When I assumed the position of editor of CONTINUUM approximately 6 years ago, we introduced a 3-year curriculum cycle, covering four core topics each year. The other two issues of CONTINUUM annually review topics that are less heavily represented in the American Board of Psychiatry and Neurology recertification examination but are nonetheless important. Among the core subjects is neuromuscular disorders, and in previous cycles we have covered peripheral neuropathies and muscle diseases, respectively. In this issue, we address two very important neuromuscular topics-myasthenia and amyotrophic lateral sclerosis (ALS)-that have not been reviewed thoroughly in CONTINUUM recent years.
Myasthenia gravis (MG) and ALS are critically important subjects for neurologists despite the relatively small numbers of individuals afflicted with these disorders. MG is the prototypic disorder of the neuromuscular junction and also focuses our attention on autoimmunity as an important determinant of neurologic disease. ALS not only commands our attention as an example of a neurodegenerative disease of the motor system, but it also provides critically important lessons about the management of a chronic, progressive, and ultimately fatal disorder.
For this issue, Dr Matthew Meriggioli graciously accepted the challenge of addressing these two seemingly disparate subjects. However, in the first chapter, Dr Julie Rowin reminds us that, at first presentation, patients with MG and ALS may not always be so easy to distinguish. She offers guidance to the clinician approaching patients suspected of having one of these disorders and provides many useful clinical pearls. In the next chapter, Dr Meriggioli himself reviews the immunopathogenesis, diagnosis, and management of autoimmune MG. Other forms of myasthenia exist, however. In the subsequent chapter Dr C. Michel Harper addresses the subject of congenital myasthenic syndromes. This is a fascinating review of a variety of genetic disorders that cause neuromuscular junction dysfunction. Although most neurologists will seldom encounter patients with these defects, understanding them provides us with a better grasp of the physiology of all neuromuscular junction disorders.
The second half of this CONTINUUM issue switches gears to tackle ALS. Drs Richard Bedlack and Swati Aggarwal first address classic ALS, providing a hopeful discussion that highlights progress in our understanding of this disorder while also covering diagnostic and management issues. Following this, Dr Richard Barohn reviews the clinical spectrum of motor neuron disorders, paying particular attention to the variants of primary lateral sclerosis and pure lower motor neuron disorders, respectively. In the final formal chapter of this issue, Dr Steven Vernino discusses paraneoplastic disorders affecting both the neuromuscular junction and the anterior horn cell. This class of autoimmune diseases, while uncommon, is always intriguing, and the spectrum of these disorders continues to expand.

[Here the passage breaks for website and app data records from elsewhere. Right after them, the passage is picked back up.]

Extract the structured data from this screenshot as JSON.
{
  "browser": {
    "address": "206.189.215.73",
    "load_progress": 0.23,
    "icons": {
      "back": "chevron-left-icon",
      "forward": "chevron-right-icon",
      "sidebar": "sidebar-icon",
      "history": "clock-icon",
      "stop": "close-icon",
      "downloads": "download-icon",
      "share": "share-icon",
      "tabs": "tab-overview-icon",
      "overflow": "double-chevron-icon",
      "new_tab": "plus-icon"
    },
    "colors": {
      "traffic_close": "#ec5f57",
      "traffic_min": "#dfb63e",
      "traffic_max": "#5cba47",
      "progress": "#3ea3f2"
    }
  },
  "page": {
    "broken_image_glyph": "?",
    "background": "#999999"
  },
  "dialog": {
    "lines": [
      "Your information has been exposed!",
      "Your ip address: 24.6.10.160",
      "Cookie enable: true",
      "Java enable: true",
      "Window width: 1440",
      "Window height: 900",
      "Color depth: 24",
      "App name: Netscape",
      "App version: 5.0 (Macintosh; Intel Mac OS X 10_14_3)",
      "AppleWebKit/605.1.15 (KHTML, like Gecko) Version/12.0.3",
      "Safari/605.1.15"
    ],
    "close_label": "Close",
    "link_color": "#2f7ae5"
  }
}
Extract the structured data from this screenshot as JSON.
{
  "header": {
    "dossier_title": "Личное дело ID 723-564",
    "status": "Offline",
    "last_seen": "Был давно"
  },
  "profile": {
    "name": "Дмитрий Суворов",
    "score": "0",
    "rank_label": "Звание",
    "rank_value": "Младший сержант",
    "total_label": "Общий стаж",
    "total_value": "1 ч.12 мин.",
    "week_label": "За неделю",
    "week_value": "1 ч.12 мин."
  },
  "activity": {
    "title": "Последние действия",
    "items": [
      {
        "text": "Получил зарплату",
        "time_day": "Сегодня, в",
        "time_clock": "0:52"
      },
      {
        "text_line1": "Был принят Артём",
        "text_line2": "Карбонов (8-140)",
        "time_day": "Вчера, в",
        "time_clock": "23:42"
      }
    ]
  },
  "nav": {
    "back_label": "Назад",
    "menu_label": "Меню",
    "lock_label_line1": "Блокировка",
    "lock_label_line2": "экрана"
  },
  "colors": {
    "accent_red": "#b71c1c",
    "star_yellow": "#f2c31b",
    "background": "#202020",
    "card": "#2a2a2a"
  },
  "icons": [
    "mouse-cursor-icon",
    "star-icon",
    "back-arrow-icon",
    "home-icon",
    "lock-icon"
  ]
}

As usual, we have included a section of Ethical Perspectives in Neurology related to our subject. In this issue, Drs Philippe Couillard and A. Keith Brownell address some critically important ethical issues related to end-oflife decision making for a patient with advanced ALS. In addition, Dr Steven Lewis joins attorney Alyssa Stamatakos in writing the Practice Issues in Neurology section that reviews the practical issues of informed consent. Finally, your mastery of the subjects of myasthenia and ALS will be both tested and enhanced by working through the patient management problem devised by Dr Andrea Swenson and the multiple-choice questions, prepared for this issue by Drs Douglas Gelb and D. Joanne Lynn.
Encountering a patient with myasthenia or ALS will not be a very frequent experience for most readers. But the occurrence will not be rare, and when you are challenged to provide the care for these very interesting patients, you will be far better prepared as a result of digesting this issue of CONTINUUM. We are indebted to Dr Meriggioli and his talented faculty for guiding our way.
-Aaron E. Miller, MD